Registration to Run in Afghanistan Elections Closed This Week
Registration wrapped up on October 6 for both the Afghanistan presidential and provincial council elections. Twenty-seven candidates have registered for the presidential race, and 2,327 candidates registered to run for the provincial council, including 240 women. Every one of the country's 34 provinces has one or more women candidates running in that election.
Of the presidential candidates, one is a woman, Khadija Ghaznawi. Each presidential candidate is running with two vice presidents, at least seven of whom are women. Most of the presidential candidates discussed peace talks and good governance as the focus of their platforms, but policy priorities will become clearer when campaigning officially begins on February 2.
Included in the slate of contenders is Abdullah Abdullah, former Afghanistan Foreign Minister from 2001 until 2005, and Ashraf Ghani Ahmadzai, former Finance Minister from 2002 until 2004. Qayum Karzai, the brother of current president Hamid Karzai, is also running. President Karzai, who has run the country since the 2001 invasion that ousted the Taliban, is not entitled to run for a third term.

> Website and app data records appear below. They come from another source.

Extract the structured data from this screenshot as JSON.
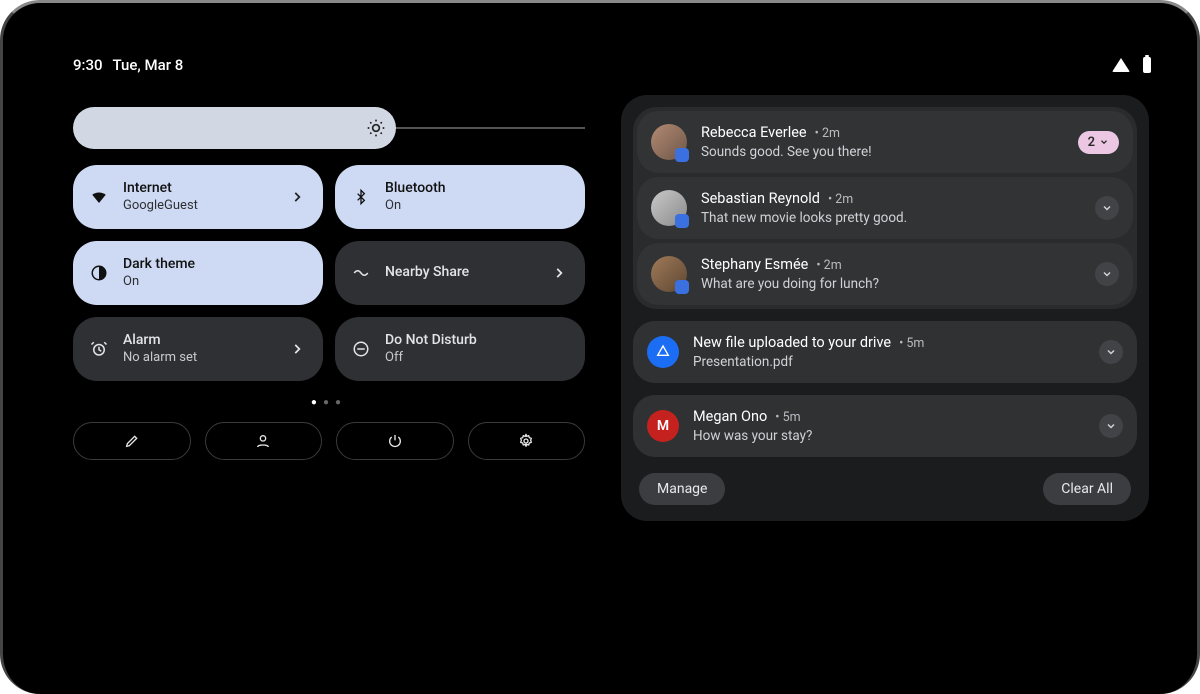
{
  "status": {
    "time": "9:30",
    "date": "Tue, Mar 8"
  },
  "brightness": {
    "percent": 63
  },
  "tiles": {
    "internet": {
      "title": "Internet",
      "sub": "GoogleGuest"
    },
    "bluetooth": {
      "title": "Bluetooth",
      "sub": "On"
    },
    "darktheme": {
      "title": "Dark theme",
      "sub": "On"
    },
    "nearby": {
      "title": "Nearby Share",
      "sub": ""
    },
    "alarm": {
      "title": "Alarm",
      "sub": "No alarm set"
    },
    "dnd": {
      "title": "Do Not Disturb",
      "sub": "Off"
    }
  },
  "pager": {
    "pages": 3,
    "current": 1
  },
  "notifications": {
    "group_count": "2",
    "items": [
      {
        "name": "Rebecca Everlee",
        "meta": "2m",
        "msg": "Sounds good. See you there!"
      },
      {
        "name": "Sebastian Reynold",
        "meta": "2m",
        "msg": "That new movie looks pretty good."
      },
      {
        "name": "Stephany Esmée",
        "meta": "2m",
        "msg": "What are you doing for lunch?"
      }
    ],
    "drive": {
      "title": "New file uploaded to your drive",
      "meta": "5m",
      "msg": "Presentation.pdf"
    },
    "gmail": {
      "name": "Megan Ono",
      "meta": "5m",
      "msg": "How was your stay?"
    },
    "manage": "Manage",
    "clear": "Clear All"
  }
}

Also registered to run for president is Gul Agha Sherzai, a former warlord and provincial governor, who, NPR reports, is accused of drug trafficking and pedophilia. Adbul Rabb Rasul Sayyaf, credited with bringing Al-Qaeda to Afghanistan, has also registered. Sayyaf has long been suspected of human rights abuses. Human Rights Watch reported in 2003 that Sayyaf was known for his sometimes violent political intimidation tactics. The report noted that many Afghan women in the southeast, where Sayyaf is based, believe that Sayyaf opposes women's rights and supports further restrictions on Afghan women.
1/27/2016 Taiwan Elects First Woman President - In a landslide victory, the leader of Taiwan's Democratic Progressive Party (DPP) Tsai Ing-wen won the country's presidential election, becoming the first woman in Taiwan's history to hold the position.
Emphasizing her party's commitment to maintaining Taiwan's independence from China, Tsai won over young voters eager to usher in a political changing of the guard following some 70 years of dominance by the pro-Chinese unification party, the Kuomintang (KMT), chaired by presidential opponent Eric Chu. . . .